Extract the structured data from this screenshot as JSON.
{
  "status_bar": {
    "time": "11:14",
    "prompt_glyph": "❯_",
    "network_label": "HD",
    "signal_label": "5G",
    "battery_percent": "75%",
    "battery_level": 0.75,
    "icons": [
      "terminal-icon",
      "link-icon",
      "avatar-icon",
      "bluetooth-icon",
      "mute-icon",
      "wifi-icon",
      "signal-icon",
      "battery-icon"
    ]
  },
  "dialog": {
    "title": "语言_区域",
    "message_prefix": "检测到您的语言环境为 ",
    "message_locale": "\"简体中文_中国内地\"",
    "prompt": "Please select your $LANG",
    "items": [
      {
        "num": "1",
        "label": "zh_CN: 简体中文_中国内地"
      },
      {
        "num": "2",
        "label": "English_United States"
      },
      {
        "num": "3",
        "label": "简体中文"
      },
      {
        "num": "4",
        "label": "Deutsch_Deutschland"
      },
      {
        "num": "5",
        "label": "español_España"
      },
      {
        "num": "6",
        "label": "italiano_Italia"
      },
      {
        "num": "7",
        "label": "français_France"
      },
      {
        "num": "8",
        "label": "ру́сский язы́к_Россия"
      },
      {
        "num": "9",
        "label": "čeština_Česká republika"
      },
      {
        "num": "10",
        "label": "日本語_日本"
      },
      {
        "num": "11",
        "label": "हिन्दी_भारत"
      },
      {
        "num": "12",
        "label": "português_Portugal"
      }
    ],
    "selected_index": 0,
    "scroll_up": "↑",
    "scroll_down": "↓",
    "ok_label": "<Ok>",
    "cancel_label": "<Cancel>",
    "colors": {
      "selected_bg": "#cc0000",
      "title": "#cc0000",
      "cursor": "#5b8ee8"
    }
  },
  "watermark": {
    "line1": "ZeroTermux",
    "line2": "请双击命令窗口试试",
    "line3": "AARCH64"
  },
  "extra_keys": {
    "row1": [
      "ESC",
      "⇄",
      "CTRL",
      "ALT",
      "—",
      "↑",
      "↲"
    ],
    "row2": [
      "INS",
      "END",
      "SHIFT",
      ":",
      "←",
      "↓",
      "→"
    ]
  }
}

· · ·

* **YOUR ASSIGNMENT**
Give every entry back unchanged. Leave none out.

* **ANSWER SECTION**
Extract the structured data from this screenshot as JSON.
{
  "status_bar": {
    "time": "11:14",
    "prompt_glyph": "❯_",
    "network_label": "HD",
    "signal_label": "5G",
    "battery_percent": "75%",
    "battery_level": 0.75,
    "icons": [
      "terminal-icon",
      "link-icon",
      "avatar-icon",
      "bluetooth-icon",
      "mute-icon",
      "wifi-icon",
      "signal-icon",
      "battery-icon"
    ]
  },
  "dialog": {
    "title": "语言_区域",
    "message_prefix": "检测到您的语言环境为 ",
    "message_locale": "\"简体中文_中国内地\"",
    "prompt": "Please select your $LANG",
    "items": [
      {
        "num": "1",
        "label": "zh_CN: 简体中文_中国内地"
      },
      {
        "num": "2",
        "label": "English_United States"
      },
      {
        "num": "3",
        "label": "简体中文"
      },
      {
        "num": "4",
        "label": "Deutsch_Deutschland"
      },
      {
        "num": "5",
        "label": "español_España"
      },
      {
        "num": "6",
        "label": "italiano_Italia"
      },
      {
        "num": "7",
        "label": "français_France"
      },
      {
        "num": "8",
        "label": "ру́сский язы́к_Россия"
      },
      {
        "num": "9",
        "label": "čeština_Česká republika"
      },
      {
        "num": "10",
        "label": "日本語_日本"
      },
      {
        "num": "11",
        "label": "हिन्दी_भारत"
      },
      {
        "num": "12",
        "label": "português_Portugal"
      }
    ],
    "selected_index": 0,
    "scroll_up": "↑",
    "scroll_down": "↓",
    "ok_label": "<Ok>",
    "cancel_label": "<Cancel>",
    "colors": {
      "selected_bg": "#cc0000",
      "title": "#cc0000",
      "cursor": "#5b8ee8"
    }
  },
  "watermark": {
    "line1": "ZeroTermux",
    "line2": "请双击命令窗口试试",
    "line3": "AARCH64"
  },
  "extra_keys": {
    "row1": [
      "ESC",
      "⇄",
      "CTRL",
      "ALT",
      "—",
      "↑",
      "↲"
    ],
    "row2": [
      "INS",
      "END",
      "SHIFT",
      ":",
      "←",
      "↓",
      "→"
    ]
  }
}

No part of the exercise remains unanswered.